It’s a long way to the top if you wanna rock ’n’ roll, but British Columbia’s famed tribute act to legendary rockers AC/DC, aptly named BC/DC, is already there. Paying homage to a band that has inspired generations of musicians to learn to play and form their own bands, BC/DC takes pride in separating themselves from “tribute acts claiming to be “North America’s #1 clone’ or ‘just like the real thing.’”

On June 15 and 16, Yukoners will have the chance to once again experience the group that has “so successfully branded the Aussie band’s timeless raunch with such epic rock ’n’ roll fury, while also managing to bottle the essence of a wild frontier lifestyle,” live in concert, as they proclaim in their promotions. BC/DC will be performing two nights at the Jarvis Street Saloon, with support from special guests Leg Up Hands Down as the opening act.
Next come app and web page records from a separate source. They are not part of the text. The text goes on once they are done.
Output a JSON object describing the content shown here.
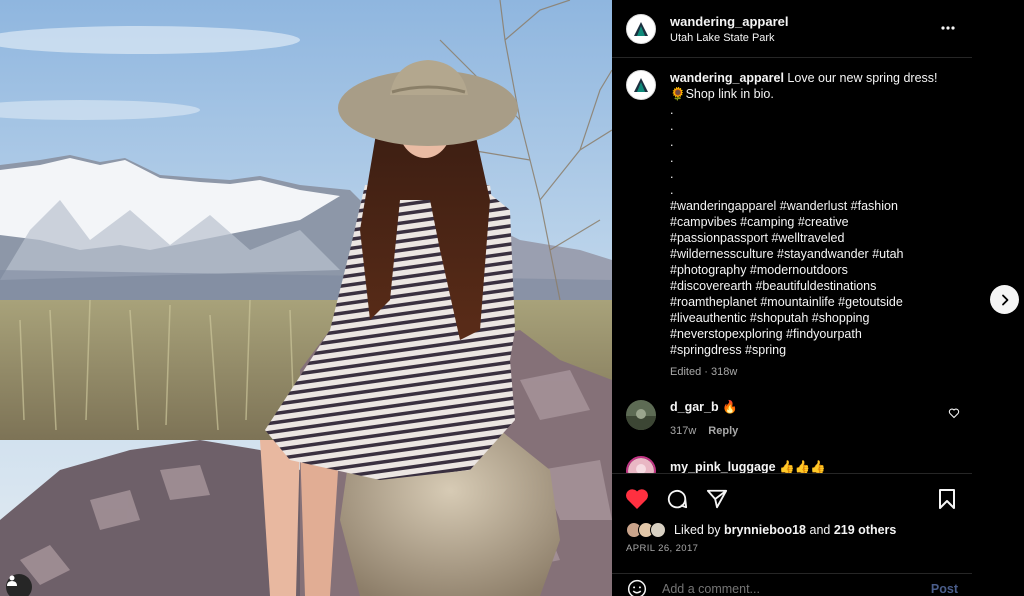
{
  "post": {
    "username": "wandering_apparel",
    "location": "Utah Lake State Park"
  },
  "caption": {
    "username": "wandering_apparel",
    "text_line1": "Love our new spring dress!",
    "text_line2": "🌻Shop link in bio.",
    "dots": [
      ".",
      ".",
      ".",
      ".",
      ".",
      "."
    ],
    "hashtag_lines": [
      "#wanderingapparel #wanderlust #fashion",
      "#campvibes #camping #creative",
      "#passionpassport #welltraveled",
      "#wildernessculture #stayandwander #utah",
      "#photography #modernoutdoors",
      "#discoverearth #beautifuldestinations",
      "#roamtheplanet #mountainlife #getoutside",
      "#liveauthentic #shoputah #shopping",
      "#neverstopexploring #findyourpath",
      "#springdress #spring"
    ],
    "meta": "Edited · 318w"
  },
  "comments": [
    {
      "username": "d_gar_b",
      "text": "🔥",
      "age": "317w",
      "reply_label": "Reply"
    },
    {
      "username": "my_pink_luggage",
      "text": "👍👍👍"
    }
  ],
  "likes": {
    "prefix": "Liked by",
    "user": "brynnieboo18",
    "conjunction": "and",
    "others": "219 others"
  },
  "date": "APRIL 26, 2017",
  "add_comment": {
    "placeholder": "Add a comment...",
    "post_label": "Post"
  },
  "colors": {
    "like_red": "#ff3040",
    "background": "#000000",
    "text": "#f5f5f5",
    "muted": "#a8a8a8",
    "post_button": "#4a5d8a"
  },
  "icons": [
    "more-icon",
    "heart-icon",
    "comment-icon",
    "share-icon",
    "bookmark-icon",
    "emoji-icon",
    "chevron-right-icon",
    "user-tag-icon"
  ]
}
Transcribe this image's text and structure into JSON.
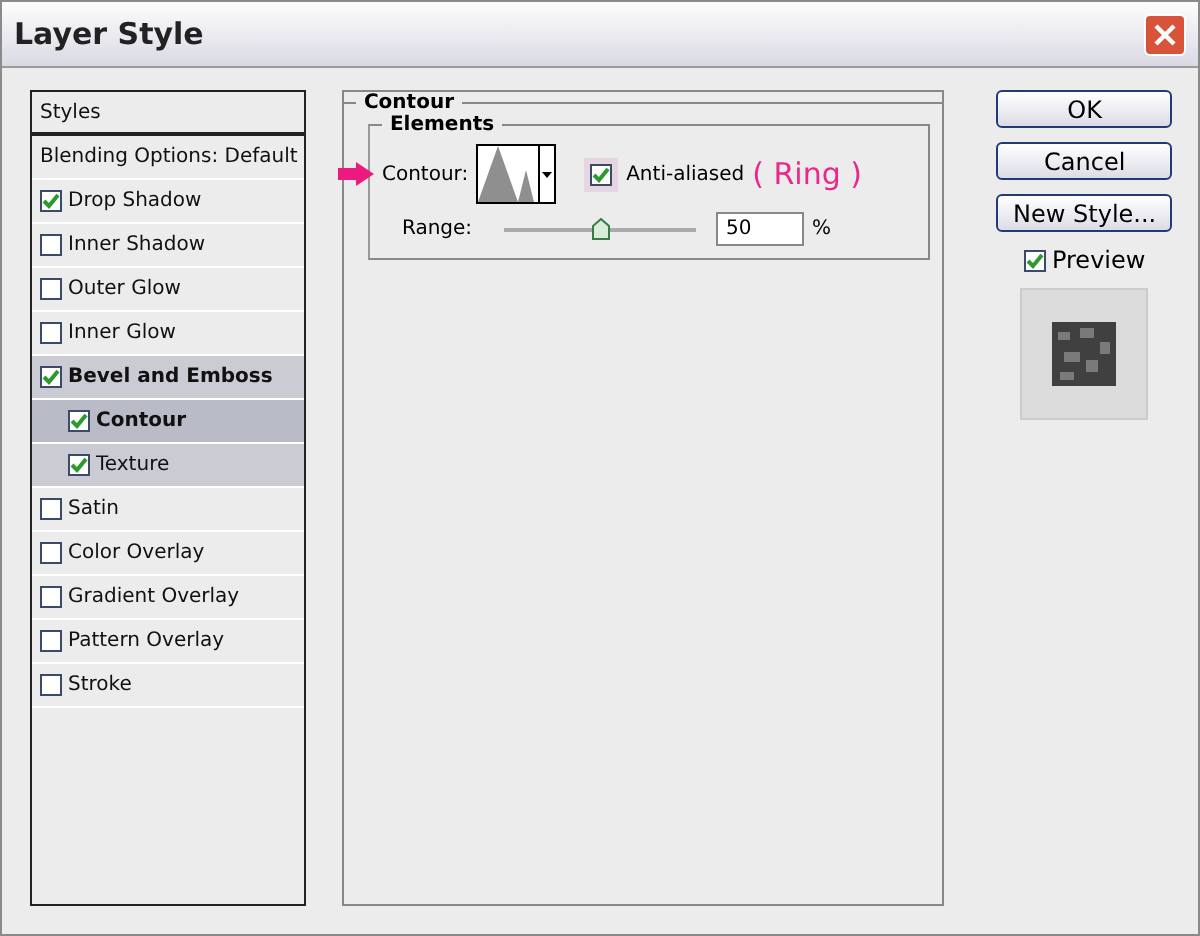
{
  "window": {
    "title": "Layer Style"
  },
  "styles_list": [
    {
      "kind": "header",
      "label": "Styles"
    },
    {
      "kind": "plain",
      "label": "Blending Options: Default"
    },
    {
      "kind": "check",
      "label": "Drop Shadow",
      "checked": true,
      "selected": false
    },
    {
      "kind": "check",
      "label": "Inner Shadow",
      "checked": false,
      "selected": false
    },
    {
      "kind": "check",
      "label": "Outer Glow",
      "checked": false,
      "selected": false
    },
    {
      "kind": "check",
      "label": "Inner Glow",
      "checked": false,
      "selected": false
    },
    {
      "kind": "check",
      "label": "Bevel and Emboss",
      "checked": true,
      "selected": false,
      "expanded": true,
      "children": [
        {
          "label": "Contour",
          "checked": true,
          "selected": true
        },
        {
          "label": "Texture",
          "checked": true,
          "selected": false
        }
      ]
    },
    {
      "kind": "check",
      "label": "Satin",
      "checked": false,
      "selected": false
    },
    {
      "kind": "check",
      "label": "Color Overlay",
      "checked": false,
      "selected": false
    },
    {
      "kind": "check",
      "label": "Gradient Overlay",
      "checked": false,
      "selected": false
    },
    {
      "kind": "check",
      "label": "Pattern Overlay",
      "checked": false,
      "selected": false
    },
    {
      "kind": "check",
      "label": "Stroke",
      "checked": false,
      "selected": false
    }
  ],
  "panel": {
    "title": "Contour",
    "group": "Elements",
    "contour_label": "Contour:",
    "anti_aliased": {
      "label": "Anti-aliased",
      "checked": true
    },
    "annotation": "( Ring )",
    "range": {
      "label": "Range:",
      "level": 0.5,
      "value": "50",
      "unit": "%"
    }
  },
  "buttons": [
    "OK",
    "Cancel",
    "New Style..."
  ],
  "preview": {
    "label": "Preview",
    "checked": true
  }
}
BC/DC pays homage to AC/DC’s entire career, putting its own twist on the rock ’n’ roll that fans know and love. They describe their guitarist as a “maniac,” noting that he occasionally wears an Evel Knievel costume on stage and that they have a lead singer who acts as a hybrid of AC/DC’s two frontmen and goes by the stage name Brian “Bon” Johnscottson. Fans of AC/DC and enthusiasts of rock ’n’ roll history—this band is for you.

The past few years have been some of the most tumultuous in AC/DC’s career. It came as something of a shock to fans when drummer Phil Rudd was arrested in 2014 for attempting to procure a murder and for possession of illegal substances, and sentenced to eight months of house arrest. The band chose to continue without him, recruiting Chris Slade, instead, who had previously replaced Rudd in the 1980s. Since group founder Malcolm Young unfortunately had to step down after being diagnosed with dementia that same year, the band has never been the same and younger brother Angus has been the only remaining original member.

To add to the turmoil, in 2016, long-time lead vocalist Brian Johnson was also forced to leave the group due to hearing loss and was replaced by Guns N’ Roses frontman, Axl Rose, for the remainder of the tour that was already underway at this time. The older Young brother tragically passed away last November from complications with his dementia, leaving the rock world to mourn and the future of AC/DC more uncertain than ever.

With the greatest rock bands in the world gradually disappearing, it is tribute bands like BC/DC who keep alive the legacies of the artists who changed the world. Few tribute bands have seen the success BC/DC has. This is a band that has toured the world, playing in such countries as China, Thailand, Mexico and the United States. Its biggest-ever concert had an attendance of 24,000 people.

Make sure you don’t miss out on one of two evenings full of massive energy, wild times and high-voltage rock ’n’ roll. Advance tickets are available at Triple J’s Music Café and the Jarvis Street Saloon. Check out BC/DC’s website, www.bcdc.ca, for more.